- EXERCISE GOAL:
Below are the records; collect from them each line containing the string "JSON".

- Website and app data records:

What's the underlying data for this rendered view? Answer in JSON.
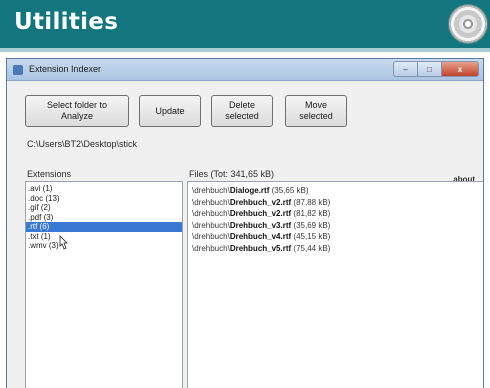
{
  "banner": {
    "title": "Utilities",
    "bg_color": "#13757d",
    "icon": "cd-icon"
  },
  "window": {
    "title": "Extension Indexer",
    "controls": {
      "minimize": "–",
      "maximize": "□",
      "close": "x"
    }
  },
  "toolbar": {
    "select_folder": "Select folder to\nAnalyze",
    "update": "Update",
    "delete": "Delete\nselected",
    "move": "Move\nselected"
  },
  "path": "C:\\Users\\BT2\\Desktop\\stick",
  "extensions": {
    "label": "Extensions",
    "items": [
      {
        "label": ".avi (1)"
      },
      {
        "label": ".doc (13)"
      },
      {
        "label": ".gif (2)"
      },
      {
        "label": ".pdf (3)"
      },
      {
        "label": ".rtf (6)",
        "selected": true
      },
      {
        "label": ".txt (1)"
      },
      {
        "label": ".wmv (3)"
      }
    ]
  },
  "files": {
    "label": "Files  (Tot: 341,65 kB)",
    "about": "about",
    "items": [
      {
        "dir": "\\drehbuch\\",
        "name": "Dialoge.rtf",
        "size": "(35,65 kB)"
      },
      {
        "dir": "\\drehbuch\\",
        "name": "Drehbuch_v2.rtf",
        "size": "(87,88 kB)"
      },
      {
        "dir": "\\drehbuch\\",
        "name": "Drehbuch_v2.rtf",
        "size": "(81,82 kB)"
      },
      {
        "dir": "\\drehbuch\\",
        "name": "Drehbuch_v3.rtf",
        "size": "(35,69 kB)"
      },
      {
        "dir": "\\drehbuch\\",
        "name": "Drehbuch_v4.rtf",
        "size": "(45,15 kB)"
      },
      {
        "dir": "\\drehbuch\\",
        "name": "Drehbuch_v5.rtf",
        "size": "(75,44 kB)"
      }
    ]
  },
  "colors": {
    "selection": "#3a78d6",
    "banner": "#13757d",
    "strip": "#a9cfd2"
  }
}
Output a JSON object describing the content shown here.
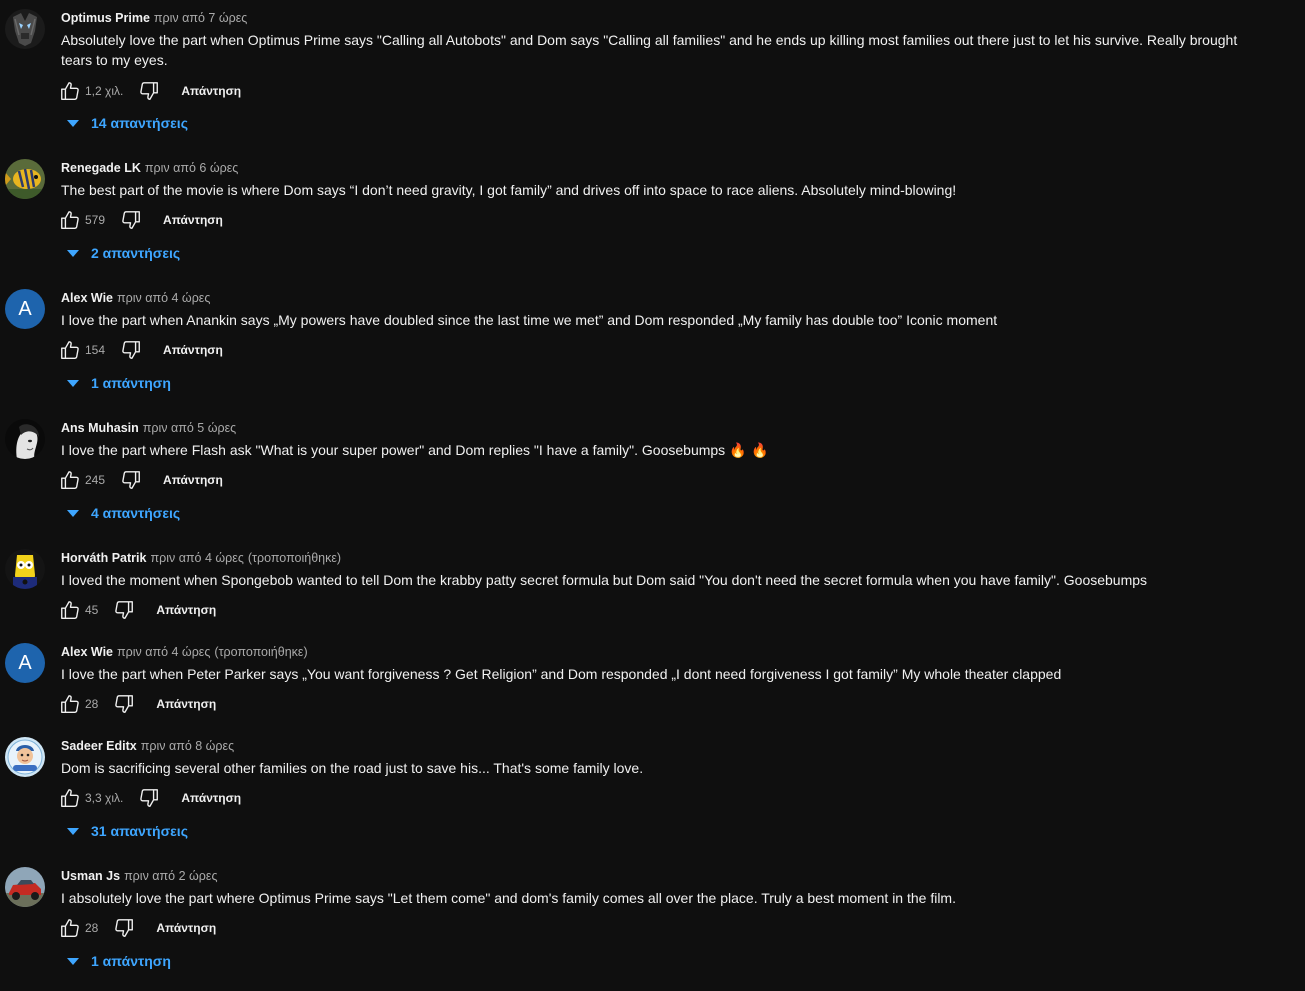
{
  "comments": [
    {
      "author": "Optimus Prime",
      "time": "πριν από 7 ώρες",
      "text": "Absolutely love the part when Optimus Prime says \"Calling all Autobots\" and Dom says \"Calling all families\" and he ends up killing most families out there just to let his survive. Really brought tears to my eyes.",
      "likes": "1,2 χιλ.",
      "reply_label": "Απάντηση",
      "replies_label": "14 απαντήσεις",
      "avatar_icon": "optimus-prime-avatar"
    },
    {
      "author": "Renegade LK",
      "time": "πριν από 6 ώρες",
      "text": "The best part of the movie is where Dom says “I don’t need gravity, I got family” and drives off into space to race aliens. Absolutely mind-blowing!",
      "likes": "579",
      "reply_label": "Απάντηση",
      "replies_label": "2 απαντήσεις",
      "avatar_icon": "fish-avatar"
    },
    {
      "author": "Alex Wie",
      "time": "πριν από 4 ώρες",
      "text": "I love the part when Anankin says „My powers have doubled since the last time we met” and Dom responded „My family has double too” Iconic moment",
      "likes": "154",
      "reply_label": "Απάντηση",
      "replies_label": "1 απάντηση",
      "avatar_letter": "A",
      "avatar_color": "#1e64ad"
    },
    {
      "author": "Ans Muhasin",
      "time": "πριν από 5 ώρες",
      "text": "I love the part where Flash ask \"What is your super power\" and Dom replies \"I have a family\". Goosebumps",
      "emoji": "🔥 🔥",
      "likes": "245",
      "reply_label": "Απάντηση",
      "replies_label": "4 απαντήσεις",
      "avatar_icon": "portrait-avatar"
    },
    {
      "author": "Horváth Patrik",
      "time": "πριν από 4 ώρες",
      "edited": "(τροποποιήθηκε)",
      "text": "I loved the moment when Spongebob wanted to tell Dom the krabby patty secret formula but Dom said \"You don't need the secret formula when you have family\". Goosebumps",
      "likes": "45",
      "reply_label": "Απάντηση",
      "avatar_icon": "cartoon-avatar"
    },
    {
      "author": "Alex Wie",
      "time": "πριν από 4 ώρες",
      "edited": "(τροποποιήθηκε)",
      "text": "I love the part when Peter Parker says „You want forgiveness ? Get Religion” and Dom responded „I dont need forgiveness I got family” My whole theater clapped",
      "likes": "28",
      "reply_label": "Απάντηση",
      "avatar_letter": "A",
      "avatar_color": "#1e64ad"
    },
    {
      "author": "Sadeer Editx",
      "time": "πριν από 8 ώρες",
      "text": "Dom is sacrificing several other families on the road just to save his... That's some family love.",
      "likes": "3,3 χιλ.",
      "reply_label": "Απάντηση",
      "replies_label": "31 απαντήσεις",
      "avatar_icon": "cartoon-character-avatar"
    },
    {
      "author": "Usman Js",
      "time": "πριν από 2 ώρες",
      "text": "I absolutely love the part where Optimus Prime says \"Let them come\" and dom's family comes all over the place. Truly a best moment in the film.",
      "likes": "28",
      "reply_label": "Απάντηση",
      "replies_label": "1 απάντηση",
      "avatar_icon": "car-avatar"
    }
  ],
  "colors": {
    "background": "#0f0f0f",
    "text": "#f1f1f1",
    "secondary_text": "#aaaaaa",
    "link_blue": "#3ea6ff"
  }
}
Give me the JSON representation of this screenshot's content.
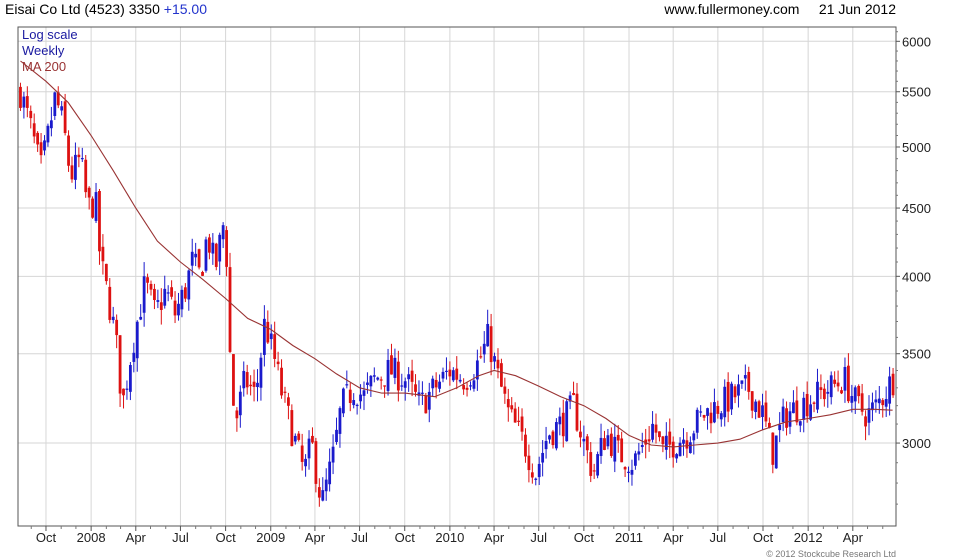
{
  "header": {
    "ticker": "Eisai Co Ltd (4523)",
    "price": "3350",
    "change": "+15.00",
    "site": "www.fullermoney.com",
    "date": "21 Jun 2012"
  },
  "footer": {
    "copyright": "© 2012 Stockcube Research Ltd"
  },
  "colors": {
    "up": "#1a1acc",
    "down": "#dd1111",
    "ma": "#993333",
    "grid": "#d6d6d6",
    "legend_blue": "#1a1aa0",
    "legend_red": "#993333"
  },
  "chart_data": {
    "type": "candlestick",
    "frequency": "Weekly",
    "scale": "log",
    "legend": [
      "Log scale",
      "Weekly",
      "MA 200"
    ],
    "legend_position": "top-left",
    "grid": true,
    "ylim": [
      2600,
      6150
    ],
    "y_ticks": [
      3000,
      3500,
      4000,
      4500,
      5000,
      5500,
      6000
    ],
    "x_ticks": [
      "Oct",
      "2008",
      "Apr",
      "Jul",
      "Oct",
      "2009",
      "Apr",
      "Jul",
      "Oct",
      "2010",
      "Apr",
      "Jul",
      "Oct",
      "2011",
      "Apr",
      "Jul",
      "Oct",
      "2012",
      "Apr"
    ],
    "series": [
      {
        "name": "Weekly",
        "type": "candlestick",
        "close_path": [
          [
            "2007-08-10",
            5500
          ],
          [
            "2007-09-01",
            5150
          ],
          [
            "2007-09-20",
            4800
          ],
          [
            "2007-10-01",
            5000
          ],
          [
            "2007-10-20",
            5450
          ],
          [
            "2007-11-05",
            5200
          ],
          [
            "2007-11-20",
            4750
          ],
          [
            "2007-12-10",
            4900
          ],
          [
            "2007-12-25",
            4500
          ],
          [
            "2008-01-10",
            4550
          ],
          [
            "2008-01-20",
            4100
          ],
          [
            "2008-02-05",
            3850
          ],
          [
            "2008-02-20",
            3600
          ],
          [
            "2008-03-05",
            3200
          ],
          [
            "2008-03-25",
            3550
          ],
          [
            "2008-04-20",
            3950
          ],
          [
            "2008-05-10",
            3750
          ],
          [
            "2008-06-01",
            3900
          ],
          [
            "2008-06-20",
            3750
          ],
          [
            "2008-07-10",
            3900
          ],
          [
            "2008-07-25",
            4100
          ],
          [
            "2008-08-10",
            4000
          ],
          [
            "2008-08-25",
            4300
          ],
          [
            "2008-09-10",
            4050
          ],
          [
            "2008-09-30",
            4450
          ],
          [
            "2008-10-10",
            3500
          ],
          [
            "2008-10-20",
            3100
          ],
          [
            "2008-11-10",
            3350
          ],
          [
            "2008-12-01",
            3250
          ],
          [
            "2008-12-20",
            3700
          ],
          [
            "2009-01-10",
            3450
          ],
          [
            "2009-01-25",
            3250
          ],
          [
            "2009-02-15",
            3050
          ],
          [
            "2009-03-10",
            2850
          ],
          [
            "2009-03-25",
            3000
          ],
          [
            "2009-04-15",
            2700
          ],
          [
            "2009-05-10",
            2950
          ],
          [
            "2009-05-25",
            3200
          ],
          [
            "2009-06-20",
            3300
          ],
          [
            "2009-07-10",
            3250
          ],
          [
            "2009-08-01",
            3350
          ],
          [
            "2009-09-01",
            3400
          ],
          [
            "2009-10-01",
            3350
          ],
          [
            "2009-11-01",
            3200
          ],
          [
            "2009-12-01",
            3300
          ],
          [
            "2010-01-01",
            3400
          ],
          [
            "2010-02-01",
            3350
          ],
          [
            "2010-03-01",
            3450
          ],
          [
            "2010-03-20",
            3600
          ],
          [
            "2010-04-10",
            3350
          ],
          [
            "2010-05-01",
            3150
          ],
          [
            "2010-06-01",
            3000
          ],
          [
            "2010-06-25",
            2850
          ],
          [
            "2010-07-20",
            3050
          ],
          [
            "2010-08-15",
            3100
          ],
          [
            "2010-09-10",
            3200
          ],
          [
            "2010-10-01",
            3000
          ],
          [
            "2010-10-20",
            2850
          ],
          [
            "2010-11-15",
            3050
          ],
          [
            "2010-12-10",
            2950
          ],
          [
            "2011-01-10",
            2900
          ],
          [
            "2011-02-01",
            3000
          ],
          [
            "2011-02-20",
            3100
          ],
          [
            "2011-03-10",
            2950
          ],
          [
            "2011-04-01",
            3000
          ],
          [
            "2011-05-01",
            3050
          ],
          [
            "2011-06-01",
            3150
          ],
          [
            "2011-07-01",
            3200
          ],
          [
            "2011-08-01",
            3250
          ],
          [
            "2011-09-01",
            3300
          ],
          [
            "2011-10-01",
            3150
          ],
          [
            "2011-10-20",
            2950
          ],
          [
            "2011-11-15",
            3150
          ],
          [
            "2011-12-15",
            3200
          ],
          [
            "2012-01-15",
            3250
          ],
          [
            "2012-02-15",
            3300
          ],
          [
            "2012-03-15",
            3350
          ],
          [
            "2012-04-10",
            3200
          ],
          [
            "2012-05-01",
            3150
          ],
          [
            "2012-05-20",
            3200
          ],
          [
            "2012-06-21",
            3350
          ]
        ]
      },
      {
        "name": "MA 200",
        "type": "line",
        "points": [
          [
            "2007-08-10",
            5800
          ],
          [
            "2007-10-01",
            5600
          ],
          [
            "2007-11-15",
            5400
          ],
          [
            "2008-01-01",
            5100
          ],
          [
            "2008-02-15",
            4800
          ],
          [
            "2008-04-01",
            4500
          ],
          [
            "2008-05-15",
            4250
          ],
          [
            "2008-07-01",
            4100
          ],
          [
            "2008-08-15",
            3980
          ],
          [
            "2008-10-01",
            3850
          ],
          [
            "2008-11-15",
            3720
          ],
          [
            "2009-01-01",
            3650
          ],
          [
            "2009-02-15",
            3550
          ],
          [
            "2009-04-01",
            3470
          ],
          [
            "2009-05-15",
            3380
          ],
          [
            "2009-07-01",
            3300
          ],
          [
            "2009-08-15",
            3270
          ],
          [
            "2009-10-01",
            3270
          ],
          [
            "2009-12-01",
            3250
          ],
          [
            "2010-01-15",
            3300
          ],
          [
            "2010-03-01",
            3370
          ],
          [
            "2010-04-01",
            3400
          ],
          [
            "2010-05-15",
            3370
          ],
          [
            "2010-07-01",
            3310
          ],
          [
            "2010-08-15",
            3250
          ],
          [
            "2010-10-01",
            3200
          ],
          [
            "2010-11-15",
            3130
          ],
          [
            "2011-01-01",
            3040
          ],
          [
            "2011-02-15",
            2990
          ],
          [
            "2011-04-01",
            2980
          ],
          [
            "2011-05-15",
            2990
          ],
          [
            "2011-07-01",
            3000
          ],
          [
            "2011-08-15",
            3020
          ],
          [
            "2011-10-01",
            3070
          ],
          [
            "2011-11-15",
            3110
          ],
          [
            "2012-01-01",
            3130
          ],
          [
            "2012-02-15",
            3150
          ],
          [
            "2012-04-01",
            3180
          ],
          [
            "2012-05-15",
            3180
          ],
          [
            "2012-06-21",
            3175
          ]
        ]
      }
    ]
  }
}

- SOLUTION TO THIS EXERCISE:
What's the underlying data for this rendered view? Answer in JSON.
Output a JSON object describing the content shown here.
Give me the JSON representation of this screenshot's content.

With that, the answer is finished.